It’s no coincidence about the title of this blog post. Over the past several weeks, I have been reading, and participating, in the discussion around an Atlanta Journal-Constitution Blog titled, “Get Schooled.” And after letting my blood pressure drop a bit, I decided to reflect and author this post.
I had to let my blood pressure drop because I have never been so aggressively attacked personally, as I quickly found that there is almost no moderation conducted on the blog. The tone is hostile, and most of the readers are teachers or former teachers who are regrettably “prisoners of the system.” If you have a contrarian point of view, you are ridiculed, labeled as a Republican (why the labels?), or someone who immediately wants to let for-profit organizations into the public schools! By the way, is that really the coming of the apocalypse? I’d say the textbook publishers already see it as “for-profit” – more like “for LOTS OF PROFIT.”

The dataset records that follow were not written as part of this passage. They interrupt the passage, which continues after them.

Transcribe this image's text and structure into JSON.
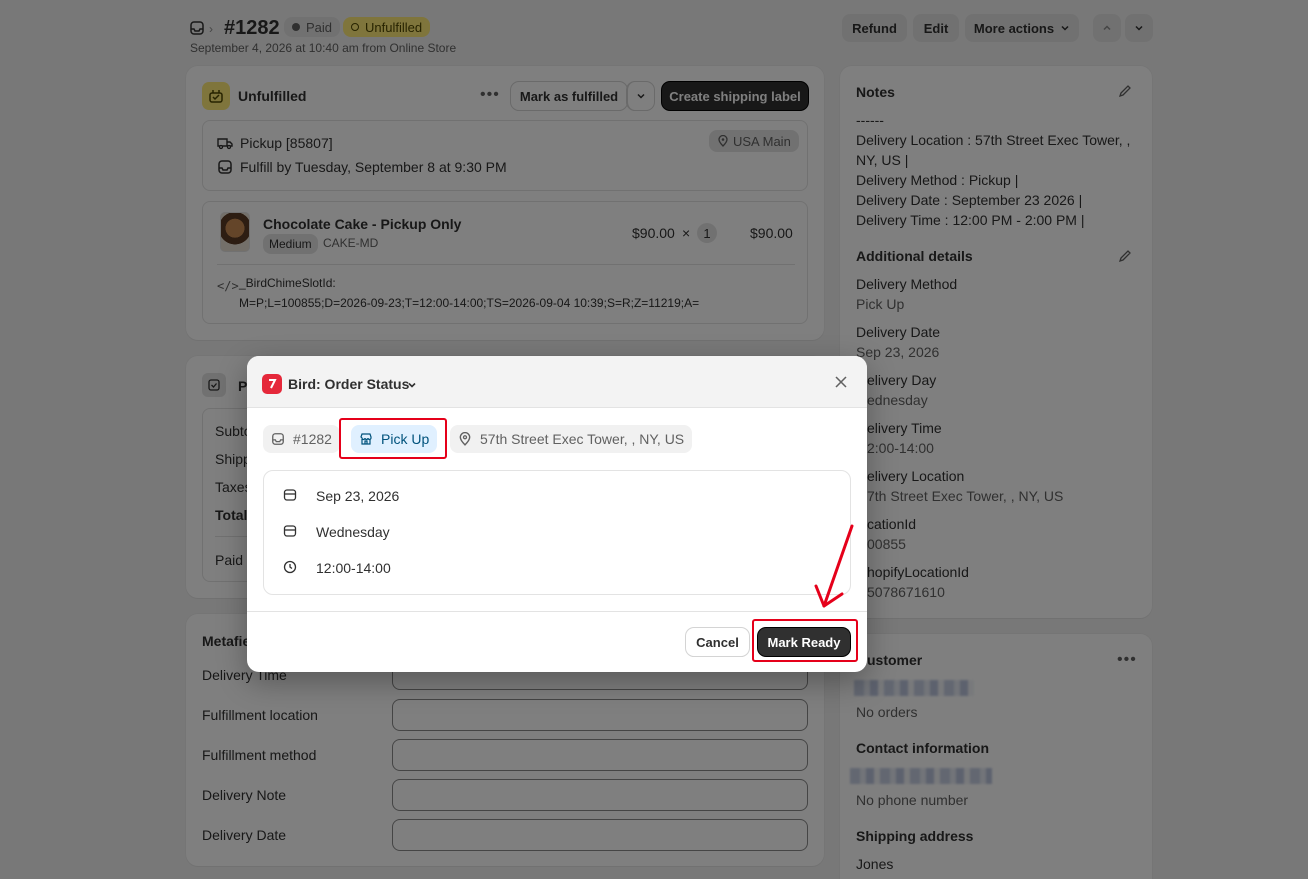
{
  "header": {
    "order_number": "#1282",
    "paid_badge": "Paid",
    "unfulfilled_badge": "Unfulfilled",
    "subtitle": "September 4, 2026 at 10:40 am from Online Store",
    "refund": "Refund",
    "edit": "Edit",
    "more_actions": "More actions"
  },
  "fulfillment": {
    "title": "Unfulfilled",
    "mark_fulfilled": "Mark as fulfilled",
    "create_label": "Create shipping label",
    "pickup": "Pickup [85807]",
    "location_badge": "USA Main",
    "fulfill_by": "Fulfill by Tuesday, September 8 at 9:30 PM",
    "product_name": "Chocolate Cake - Pickup Only",
    "variant": "Medium",
    "sku": "CAKE-MD",
    "unit_price": "$90.00",
    "times": "×",
    "quantity": "1",
    "line_total": "$90.00",
    "prop_key": "_BirdChimeSlotId:",
    "prop_value": "M=P;L=100855;D=2026-09-23;T=12:00-14:00;TS=2026-09-04 10:39;S=R;Z=11219;A="
  },
  "payment": {
    "title_partial": "P",
    "rows": [
      "Subto",
      "Shipp",
      "Taxes",
      "Total"
    ],
    "paid": "Paid"
  },
  "metafields": {
    "title_partial": "Metafie",
    "fields": [
      "Delivery Time",
      "Fulfillment location",
      "Fulfillment method",
      "Delivery Note",
      "Delivery Date"
    ]
  },
  "notes": {
    "title": "Notes",
    "lines": [
      "------",
      "Delivery Location : 57th Street Exec Tower, ,",
      "NY, US |",
      "Delivery Method : Pickup |",
      "Delivery Date : September 23 2026 |",
      "Delivery Time : 12:00 PM - 2:00 PM |"
    ]
  },
  "additional": {
    "title": "Additional details",
    "items": [
      {
        "label": "Delivery Method",
        "value": "Pick Up"
      },
      {
        "label": "Delivery Date",
        "value": "Sep 23, 2026"
      },
      {
        "label": "elivery Day",
        "value": "ednesday"
      },
      {
        "label": "elivery Time",
        "value": "2:00-14:00"
      },
      {
        "label": "elivery Location",
        "value": "7th Street Exec Tower, , NY, US"
      },
      {
        "label": "cationId",
        "value": "00855"
      },
      {
        "label": "hopifyLocationId",
        "value": "5078671610"
      }
    ]
  },
  "customer": {
    "title": "ustomer",
    "no_orders": "No orders",
    "contact_title": "Contact information",
    "no_phone": "No phone number",
    "shipping_title": "Shipping address",
    "shipping_name": "Jones"
  },
  "modal": {
    "title": "Bird: Order Status",
    "order_chip": "#1282",
    "pickup_chip": "Pick Up",
    "location_chip": "57th Street Exec Tower, , NY, US",
    "date": "Sep 23, 2026",
    "day": "Wednesday",
    "time": "12:00-14:00",
    "cancel": "Cancel",
    "mark_ready": "Mark Ready"
  },
  "colors": {
    "accent_red": "#e5001a",
    "dark_button": "#303030",
    "unfulfilled_yellow": "#ffeb78",
    "pickup_blue": "#e0f0ff"
  }
}
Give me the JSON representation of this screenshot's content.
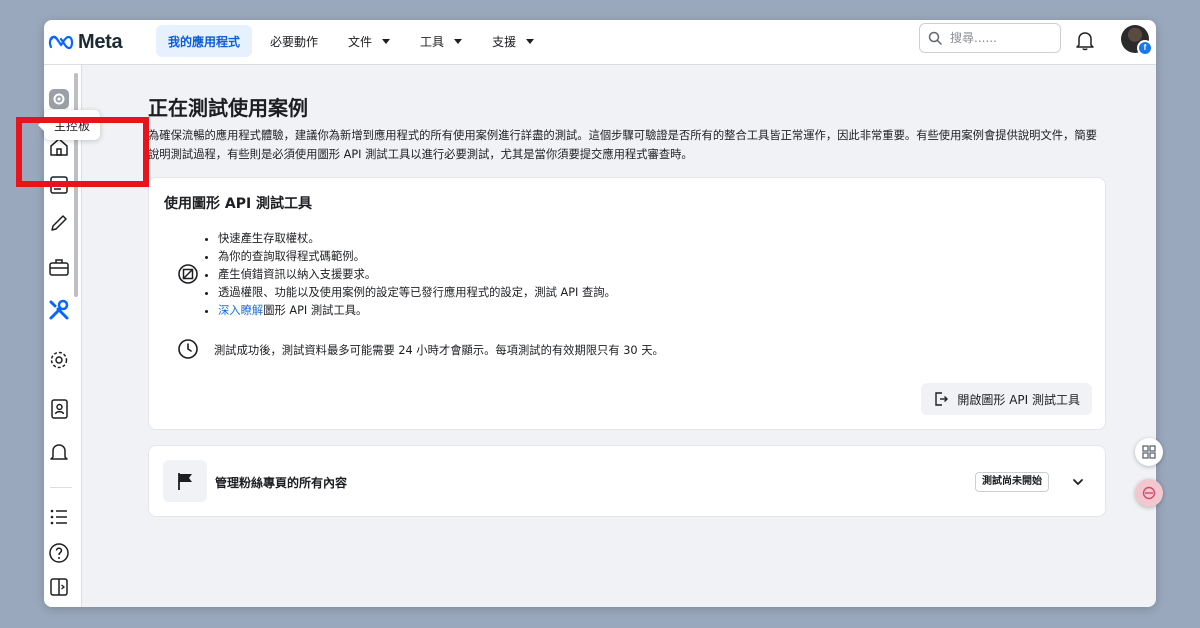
{
  "topbar": {
    "logo_text": "Meta",
    "nav": [
      {
        "label": "我的應用程式",
        "active": true
      },
      {
        "label": "必要動作"
      },
      {
        "label": "文件"
      },
      {
        "label": "工具"
      },
      {
        "label": "支援"
      }
    ],
    "search_placeholder": "搜尋......",
    "icons": [
      "meta-logo-icon",
      "search-icon",
      "bell-icon",
      "avatar"
    ]
  },
  "sidebar": {
    "icons": [
      "app-settings-icon",
      "home-icon",
      "dashboard-icon",
      "pencil-icon",
      "briefcase-icon",
      "tools-icon",
      "gear-icon",
      "contacts-icon",
      "bell-icon",
      "list-icon",
      "help-icon",
      "panel-toggle-icon"
    ],
    "active_icon": "tools-icon",
    "accent_color": "#0866ff"
  },
  "tooltip": {
    "label": "主控板"
  },
  "highlight_color": "#e8141b",
  "main": {
    "title": "正在測試使用案例",
    "description": "為確保流暢的應用程式體驗，建議你為新增到應用程式的所有使用案例進行詳盡的測試。這個步驟可驗證是否所有的整合工具皆正常運作，因此非常重要。有些使用案例會提供說明文件，簡要說明測試過程，有些則是必須使用圖形 API 測試工具以進行必要測試，尤其是當你須要提交應用程式審查時。",
    "graph_card": {
      "title": "使用圖形 API 測試工具",
      "bullets": [
        "快速產生存取權杖。",
        "為你的查詢取得程式碼範例。",
        "產生偵錯資訊以納入支援要求。",
        "透過權限、功能以及使用案例的設定等已發行應用程式的設定，測試 API 查詢。"
      ],
      "learn_more_link": "深入瞭解",
      "learn_more_rest": "圖形 API 測試工具。",
      "note": "測試成功後，測試資料最多可能需要 24 小時才會顯示。每項測試的有效期限只有 30 天。",
      "open_button": "開啟圖形 API 測試工具"
    },
    "usecase_card": {
      "title": "管理粉絲專頁的所有內容",
      "status": "測試尚未開始"
    }
  }
}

The blog’s author, Maureen Downey, may be a nice person. I do not know her and would not make any personal attacks on her character. But what I can comment on is the fact that her views are 100% reflective of the “digital immigrant” mentality that tries to protect the status quo. She has an obvious agenda against charter schools (not that all charter schools are good, but new models need to be given support nonetheless), and one of recent posts was titled, “Should Every Georgia Student Take An Online Course? Why?” Ms Downey is a “laggard,” meaning, she wants to see data on outcomes before she thinks our students should use it. She is obviously unwilling or unmoved by the digital revolution upon us. She unfortunately continues to spread distortions and misinformation to her readers, and always looks for ways to poke holes in the logic behind anything that even remotely looks like it threatens our local public schools. I am sure that there are “Maureen Downeys” in every state in our country.
We need new ideas to reform our education system, and if public policy can be used to help advance this effort, then it must be used. Politics will regrettably always be involved with public education, because it depends to a large degree on taxpayer dollars. However, we can, and must run our education system differently.
I’d like to again point my readers to a free manifesto written by my highly respected colleague, Seth Godin. It’s called Stop Stealing Dreams, and it is a must-read. Seth has such a candid, direct writing style, and is not afraid to acknowledge the “white elephant” in the room. It doesn’t matter if he hasn’t supported his assertions with pages of footnotes citing research studies. He is much more “right” than “wrong,” and what he says rings true. Here are couple of my favorite excerpts:
Democracy cannot flourish where the chief influences in selecting subject matter of instruction are utilitarian ends narrowly conceived for the masses, and for the higher education of the few, the traditions of a specialized cultivated class. The notion that the “essentials” of elementary education are the R’s mechanically treated, is based upon ignorance of the essentials needed for realization of democratic ideals.
The universal truth is beyond question – the only people who excel are those who have decided to do so. Great doctors or speakers or skiers or writers or musicians are great because somewhere along the way, they made the choice.
As John Stuart Mill said, “It is better to be a human being dissatisfied than a pig satisfied; better to be Socrates dissatisfied than a fool satisfied. And, if the fool, or the pig, are of a different opinion, it is because they only know their own side of the question.”
It’s easier to play it safe. Why risk blowing up the educational system, why not just add a bit to it? Why risk the education of our kids merely because the economy has changed? That whisper in your ear, that hesitation about taking dramatic action – that’s precisely why we still have the system we do. That’s how we get stuck with the status quo.
There are so many salient points in Seth’s manifesto. He walks you through history – how we built the mass-standardization approach to education, and why that same model may ultimately lead to the continued “dumbing down” of our society.
Before we immediately reject reforms because we think they will reduce funding to local schools, for example, why not ask the question, “Are we better with what we have, or would trying a new approach yield more favorable results?
I think it’s time that my state “gets schooled” and embrace the winds of change, not reject them. The time to act is NOW, for the sake of our children.